The National Park Service on Friday issued an updated version to its controversial Dog Management Plan, a sweeping set of proposed regulations governing dog access to 22 areas within the Golden Gate National Recreation Area. Joe Rosato Jr. reports.
The National Park Service on Friday issued an updated version to its controversial Dog Management Plan, a sweeping set of proposed regulations governing dog access to 22 areas within the Golden Gate National Recreation Area.
The Park Service said the new regulations were partially shaped by more than 8,000 comments following the release of its first proposed set of rules in 2011.
“We did make some changes to this plan and some are substantial changes,” said Howard Levitt, spokesman for the GGNRA.
Levitt said some of the changes included an additional upland dog area in Fort Funston, with dog access to lower areas of the park.
He said the 2011 draft banned dogs entirely from Muir Beach in Marin County while the new version allows dogs on the beach as long as they’re on a leash.
“Our challenge and task was to somehow create a proposal that, somehow or other, provides that variety of visitor experiences and still protects park resources,” said Levitt.
Dog owners said they were still trying to digest the new set of regulations which includes thousands of pages of documents. But Martha Walters of the Crissy Field Dog Group said she wasn’t pleased with what she’s read so far.
“We had the initial read,” said Walters, “and it’s actually really disappointing what the Park Service put together.”
Walters said the new set of regulations didn’t seem much different than what was proposed in 2011. Among the regulations she noted, the East beach of Crissy Field remained closed to dog access.
“That’s completely unenforceable,” said Walters. “Baker Beach same thing, no dogs off leash.”
Walters said her group would begin rallying other dog owners to fight the current set of regulations.
“We’ll be holding public workshops about how to write effective comments to the Park Service,” Walters said, “and getting the message out that off-leash is definitely in jeopardy in the GGNRA.”
Levitt said the Park Service will hold a series of public meetings to take in public comment over the next 90 days.
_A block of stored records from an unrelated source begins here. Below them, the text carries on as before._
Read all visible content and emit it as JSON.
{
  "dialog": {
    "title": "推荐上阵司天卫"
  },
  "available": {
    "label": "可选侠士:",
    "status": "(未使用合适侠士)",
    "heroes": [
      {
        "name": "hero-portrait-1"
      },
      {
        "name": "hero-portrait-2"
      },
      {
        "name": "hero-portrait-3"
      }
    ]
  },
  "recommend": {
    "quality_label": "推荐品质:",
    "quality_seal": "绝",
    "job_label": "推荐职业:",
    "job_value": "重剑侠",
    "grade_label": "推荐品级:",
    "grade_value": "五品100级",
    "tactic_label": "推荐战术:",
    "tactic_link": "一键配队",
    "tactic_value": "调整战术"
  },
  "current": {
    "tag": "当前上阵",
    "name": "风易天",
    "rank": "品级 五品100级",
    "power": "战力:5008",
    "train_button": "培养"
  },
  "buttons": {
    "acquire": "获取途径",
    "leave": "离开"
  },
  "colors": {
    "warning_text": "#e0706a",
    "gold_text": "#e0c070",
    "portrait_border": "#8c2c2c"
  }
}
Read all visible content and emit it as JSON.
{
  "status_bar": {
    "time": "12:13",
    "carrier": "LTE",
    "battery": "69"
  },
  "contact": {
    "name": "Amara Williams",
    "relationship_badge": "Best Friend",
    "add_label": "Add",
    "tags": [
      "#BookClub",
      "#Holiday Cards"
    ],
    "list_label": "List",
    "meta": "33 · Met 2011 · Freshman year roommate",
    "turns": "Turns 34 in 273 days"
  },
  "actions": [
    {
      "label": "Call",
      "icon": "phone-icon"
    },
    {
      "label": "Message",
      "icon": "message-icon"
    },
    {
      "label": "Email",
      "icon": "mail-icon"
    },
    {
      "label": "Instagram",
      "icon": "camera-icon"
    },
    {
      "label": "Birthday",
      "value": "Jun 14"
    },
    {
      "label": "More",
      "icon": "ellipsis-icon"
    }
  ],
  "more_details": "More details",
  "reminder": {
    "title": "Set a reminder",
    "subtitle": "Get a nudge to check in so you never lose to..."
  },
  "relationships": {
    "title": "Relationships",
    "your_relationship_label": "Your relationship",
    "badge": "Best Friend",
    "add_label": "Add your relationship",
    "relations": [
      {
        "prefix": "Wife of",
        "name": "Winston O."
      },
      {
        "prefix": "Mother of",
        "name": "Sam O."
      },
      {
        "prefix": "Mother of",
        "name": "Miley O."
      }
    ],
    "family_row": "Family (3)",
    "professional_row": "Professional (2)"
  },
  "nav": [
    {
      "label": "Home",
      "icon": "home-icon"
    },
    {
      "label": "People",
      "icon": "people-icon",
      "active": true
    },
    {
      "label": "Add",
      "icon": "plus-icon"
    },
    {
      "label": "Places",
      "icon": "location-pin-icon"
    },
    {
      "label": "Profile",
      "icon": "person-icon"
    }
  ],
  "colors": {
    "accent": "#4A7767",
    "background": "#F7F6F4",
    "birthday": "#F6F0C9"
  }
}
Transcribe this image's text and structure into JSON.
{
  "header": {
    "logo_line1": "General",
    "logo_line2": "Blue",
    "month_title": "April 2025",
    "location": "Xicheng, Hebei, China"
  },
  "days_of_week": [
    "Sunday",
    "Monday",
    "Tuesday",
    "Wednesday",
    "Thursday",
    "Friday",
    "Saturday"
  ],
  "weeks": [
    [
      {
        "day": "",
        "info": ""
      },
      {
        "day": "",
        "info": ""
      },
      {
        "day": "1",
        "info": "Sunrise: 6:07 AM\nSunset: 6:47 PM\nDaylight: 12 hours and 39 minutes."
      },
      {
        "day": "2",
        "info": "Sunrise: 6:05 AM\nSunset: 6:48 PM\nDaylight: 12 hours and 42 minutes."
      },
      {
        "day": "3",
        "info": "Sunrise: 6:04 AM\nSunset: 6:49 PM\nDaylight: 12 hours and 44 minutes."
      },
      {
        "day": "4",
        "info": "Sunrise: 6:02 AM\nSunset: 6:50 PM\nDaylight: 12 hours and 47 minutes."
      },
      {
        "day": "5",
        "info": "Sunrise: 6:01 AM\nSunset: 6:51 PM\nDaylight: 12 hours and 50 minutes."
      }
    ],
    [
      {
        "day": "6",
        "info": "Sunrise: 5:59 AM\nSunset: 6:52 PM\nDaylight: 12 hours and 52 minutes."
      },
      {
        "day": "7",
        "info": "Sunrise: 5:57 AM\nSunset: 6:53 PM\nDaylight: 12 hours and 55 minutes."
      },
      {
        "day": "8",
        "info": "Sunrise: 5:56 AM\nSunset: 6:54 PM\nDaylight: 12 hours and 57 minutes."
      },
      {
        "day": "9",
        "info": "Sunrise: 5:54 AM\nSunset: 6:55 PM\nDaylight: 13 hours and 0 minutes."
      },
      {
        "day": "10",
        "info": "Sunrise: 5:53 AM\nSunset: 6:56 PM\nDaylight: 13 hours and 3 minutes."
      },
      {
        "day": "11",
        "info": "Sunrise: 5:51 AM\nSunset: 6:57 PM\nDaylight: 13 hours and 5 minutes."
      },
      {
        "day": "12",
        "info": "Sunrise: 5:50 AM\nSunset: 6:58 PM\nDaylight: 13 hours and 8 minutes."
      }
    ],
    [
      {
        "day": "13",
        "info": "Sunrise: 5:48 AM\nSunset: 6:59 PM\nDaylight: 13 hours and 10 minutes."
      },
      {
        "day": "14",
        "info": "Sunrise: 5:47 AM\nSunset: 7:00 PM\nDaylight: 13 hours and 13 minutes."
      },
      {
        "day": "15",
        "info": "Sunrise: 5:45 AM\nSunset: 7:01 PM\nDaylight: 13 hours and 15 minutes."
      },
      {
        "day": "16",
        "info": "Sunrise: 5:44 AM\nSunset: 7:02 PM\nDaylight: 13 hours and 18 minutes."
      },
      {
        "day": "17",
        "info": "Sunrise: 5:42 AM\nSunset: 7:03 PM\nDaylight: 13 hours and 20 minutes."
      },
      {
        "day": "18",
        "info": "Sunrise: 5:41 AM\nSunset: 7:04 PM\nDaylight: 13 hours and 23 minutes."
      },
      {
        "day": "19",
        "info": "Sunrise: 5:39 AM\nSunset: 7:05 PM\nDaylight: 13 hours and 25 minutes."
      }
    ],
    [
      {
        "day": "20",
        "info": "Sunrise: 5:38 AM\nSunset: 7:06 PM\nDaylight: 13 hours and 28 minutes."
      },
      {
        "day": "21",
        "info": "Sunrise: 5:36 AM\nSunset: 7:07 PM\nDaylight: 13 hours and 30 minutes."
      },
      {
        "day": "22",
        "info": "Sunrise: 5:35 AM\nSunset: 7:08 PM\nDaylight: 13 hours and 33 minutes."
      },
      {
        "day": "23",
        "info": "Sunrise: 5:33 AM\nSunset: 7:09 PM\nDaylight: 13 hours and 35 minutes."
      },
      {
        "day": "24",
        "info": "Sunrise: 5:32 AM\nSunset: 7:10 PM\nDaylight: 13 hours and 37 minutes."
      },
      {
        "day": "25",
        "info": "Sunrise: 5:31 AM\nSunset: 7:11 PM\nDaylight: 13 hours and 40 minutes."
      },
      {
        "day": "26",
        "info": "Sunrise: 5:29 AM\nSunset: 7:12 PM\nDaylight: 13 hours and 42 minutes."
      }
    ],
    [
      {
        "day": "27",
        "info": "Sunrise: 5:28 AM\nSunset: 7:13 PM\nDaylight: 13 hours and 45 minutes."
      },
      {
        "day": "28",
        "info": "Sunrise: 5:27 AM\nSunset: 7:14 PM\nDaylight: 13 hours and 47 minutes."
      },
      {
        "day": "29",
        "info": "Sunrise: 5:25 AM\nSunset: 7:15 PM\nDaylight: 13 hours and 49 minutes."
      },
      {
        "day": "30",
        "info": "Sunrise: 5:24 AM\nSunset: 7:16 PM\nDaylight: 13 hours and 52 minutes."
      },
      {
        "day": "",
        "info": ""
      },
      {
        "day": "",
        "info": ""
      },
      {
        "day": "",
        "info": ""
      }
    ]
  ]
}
A final set of laws is set to be issued in 2015. Until then, it’s safe to say the Park Service will be sifting through a few thousand more comments.
To read the proposals and comment, visit http://parkplanning.nps.gov/dogplan